For the Standardized Precipitation Index (SPI) long-term 12-month index, one of Indiana’s nine climate divisions is in the “very wet” category, two in the “moderately wet” category, and the remaining six divisions are in the “near normal” category. The 6-month index shows one division in the “very wet” category, two in the “moderately wet” category, and the remaining six divisions lie in the “near normal” category. The 3-month index shows the entire state in the “near normal” category. The 1-month index shows one division in the “very wet” category, three in the “moderately wet” category, and the remaining five in the “near normal” category. 

U. S. Drought Monitor

The period ending January 31, 2017 shows no drought conditions for the entire state. The U.S. Seasonal Drought Outlook does not predict drought conditions through April 30, 2017. .

Streamflow

Mean monthly flows for all twelve monitored streams were well above their historical mean monthly flow for the month of January. The White River near Alpine had the lowest mean monthly flow at 113 percent. Fall Creek near Fortville had the highest mean monthly flow at 241 percent.
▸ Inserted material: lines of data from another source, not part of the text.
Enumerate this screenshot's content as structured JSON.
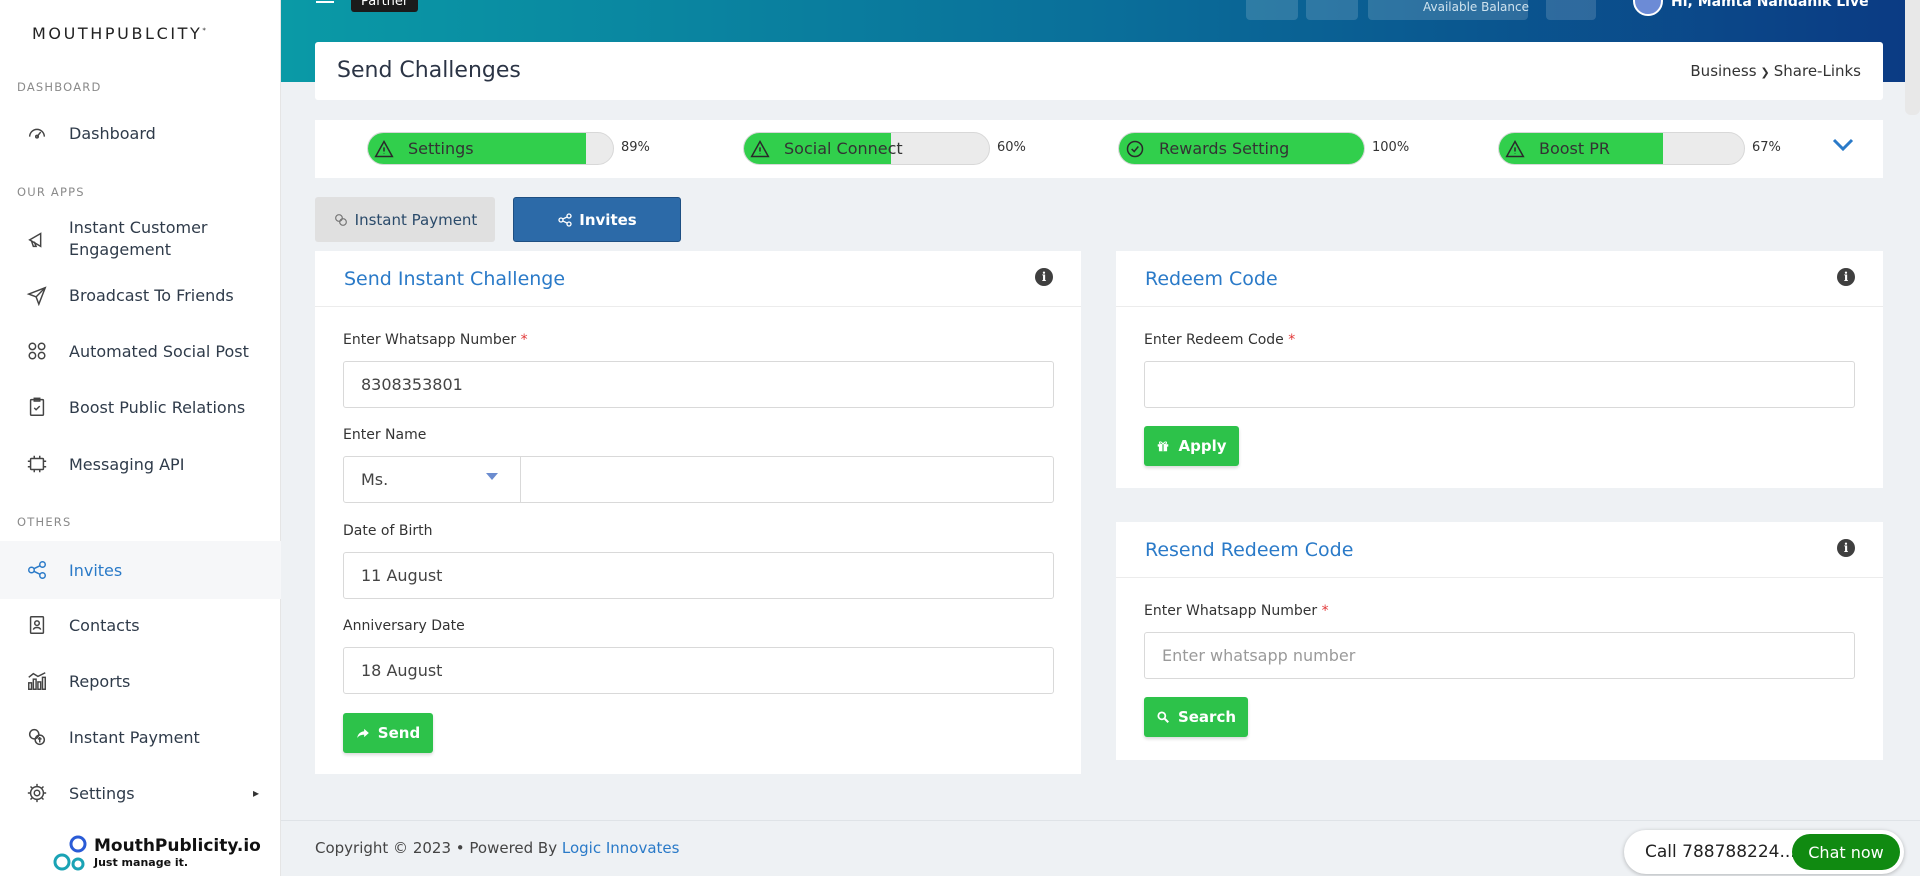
{
  "brand": {
    "name": "MOUTHPUBLCITY",
    "mark": "*"
  },
  "sidebar": {
    "sections": [
      {
        "label": "DASHBOARD"
      },
      {
        "label": "OUR APPS"
      },
      {
        "label": "OTHERS"
      }
    ],
    "items": [
      {
        "label": "Dashboard",
        "icon": "speedometer-icon"
      },
      {
        "label": "Instant Customer Engagement",
        "icon": "megaphone-icon"
      },
      {
        "label": "Broadcast To Friends",
        "icon": "send-icon"
      },
      {
        "label": "Automated Social Post",
        "icon": "apps-icon"
      },
      {
        "label": "Boost Public Relations",
        "icon": "clipboard-icon"
      },
      {
        "label": "Messaging API",
        "icon": "api-icon"
      },
      {
        "label": "Invites",
        "icon": "share-icon",
        "active": true
      },
      {
        "label": "Contacts",
        "icon": "contact-book-icon"
      },
      {
        "label": "Reports",
        "icon": "bar-chart-icon"
      },
      {
        "label": "Instant Payment",
        "icon": "payment-icon"
      },
      {
        "label": "Settings",
        "icon": "gear-icon"
      }
    ],
    "logo": {
      "line1": "MouthPublicity.io",
      "line2": "Just manage it."
    }
  },
  "topbar": {
    "partner_label": "Partner",
    "available_balance_label": "Available Balance",
    "greeting": "Hi, Mamta Nandanik Live"
  },
  "page": {
    "title": "Send Challenges",
    "breadcrumb": [
      "Business",
      "Share-Links"
    ]
  },
  "progress": [
    {
      "label": "Settings",
      "percent": 89,
      "pct_text": "89%",
      "status": "warning"
    },
    {
      "label": "Social Connect",
      "percent": 60,
      "pct_text": "60%",
      "status": "warning"
    },
    {
      "label": "Rewards Setting",
      "percent": 100,
      "pct_text": "100%",
      "status": "complete"
    },
    {
      "label": "Boost PR",
      "percent": 67,
      "pct_text": "67%",
      "status": "warning"
    }
  ],
  "tabs": [
    {
      "label": "Instant Payment",
      "active": false
    },
    {
      "label": "Invites",
      "active": true
    }
  ],
  "send_challenge": {
    "title": "Send Instant Challenge",
    "whatsapp_label": "Enter Whatsapp Number",
    "whatsapp_value": "8308353801",
    "name_label": "Enter Name",
    "salutation": "Ms.",
    "name_value": "",
    "dob_label": "Date of Birth",
    "dob_value": "11 August",
    "anniv_label": "Anniversary Date",
    "anniv_value": "18 August",
    "send_label": "Send"
  },
  "redeem": {
    "title": "Redeem Code",
    "code_label": "Enter Redeem Code",
    "code_value": "",
    "apply_label": "Apply"
  },
  "resend": {
    "title": "Resend Redeem Code",
    "whatsapp_label": "Enter Whatsapp Number",
    "whatsapp_placeholder": "Enter whatsapp number",
    "search_label": "Search"
  },
  "footer": {
    "copyright": "Copyright © 2023  • Powered By ",
    "link": "Logic Innovates"
  },
  "chat": {
    "call_text": "Call 788788224...",
    "chat_label": "Chat now"
  },
  "colors": {
    "accent": "#2a7ac8",
    "green": "#31cf4c",
    "tab_active": "#2c6aa8"
  }
}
Detailed Information on Streamflow

Lake Michigan

The Lake Michigan-Huron water level for January 27, 2017 was one inch above the measurement taken on December 27, 2016, and two inches below the January 27, 2016 water level. Comparison of January monthly mean water levels to long-term (1918-present) average shows Lakes Michigan-Huron water levels were about eight inches above average. On January 31, 2017, the Michigan-Huron water level was 579.02 feet. The water level was 36 inches above the previously lowest recorded monthly mean level for January, set in 2013.

The U.S. Army Corps of Engineers predicts the Lake Michigan-Huron water level to remain the same over the next month. 

Reservoirs

The water levels in all eight Indiana reservoirs being monitored by the U.S. Army Corps of Engineers was above its normal pool elevation on January 31, 2017. The normal pool deviation ranged from 0.1 feet (Brookville) to 15.3 feet (Mississinewa).

Two of the three reservoirs monitored by Citizens Water, Morse and Geist, were above their respective normal pool elevations as of January 31, 2017. Eagle Creek Reservoir was below normal pool elevation. The deviation from normal pools ranged from -1.11 feet (Eagle Creek) to 0.26 feet (Morse).

Ground Water Levels

As of January 31, 2017, recent water level data are available for each of the nine wells being monitored. The mean monthly water levels for the observation wells are above normal for LaPorte 9, Vigo 7, Randolph 3, and Posey 3; near normal for Harrison 8, Morgan 4, Fulton 7, and Clark 20; and below normal for LaGrange 2. 

Real-time data are available for all nine observation wells. The real-time information may be accessed on the following U.S. Geological Survey website: http://waterdata.usgs.gov/in/nwis/current/?type=gw

Acknowledgments
This report has been compiled from Division of Water data and from information supplied by the following:

Precipitation data:
National Oceanic and Atmospheric Administration, National Weather Service, Midwestern Regional Climate Center

Standard Precipitation Index (SPI):
National Drought Mitigation Center (NDMC) and Western Regional Climate Center (WRCC)

Streamflow:
U.S. Geological Survey and State of Indiana cooperative program

Lake Michigan level data:
U.S. Army Corps of Engineers, Detroit District

Reservoir data:
U.S. Army Corps of Engineers, Louisville District

Ground water level data:
U.S. Geological Survey and State of Indiana cooperative program

Temperature data:
Indiana State Climate Office, Purdue University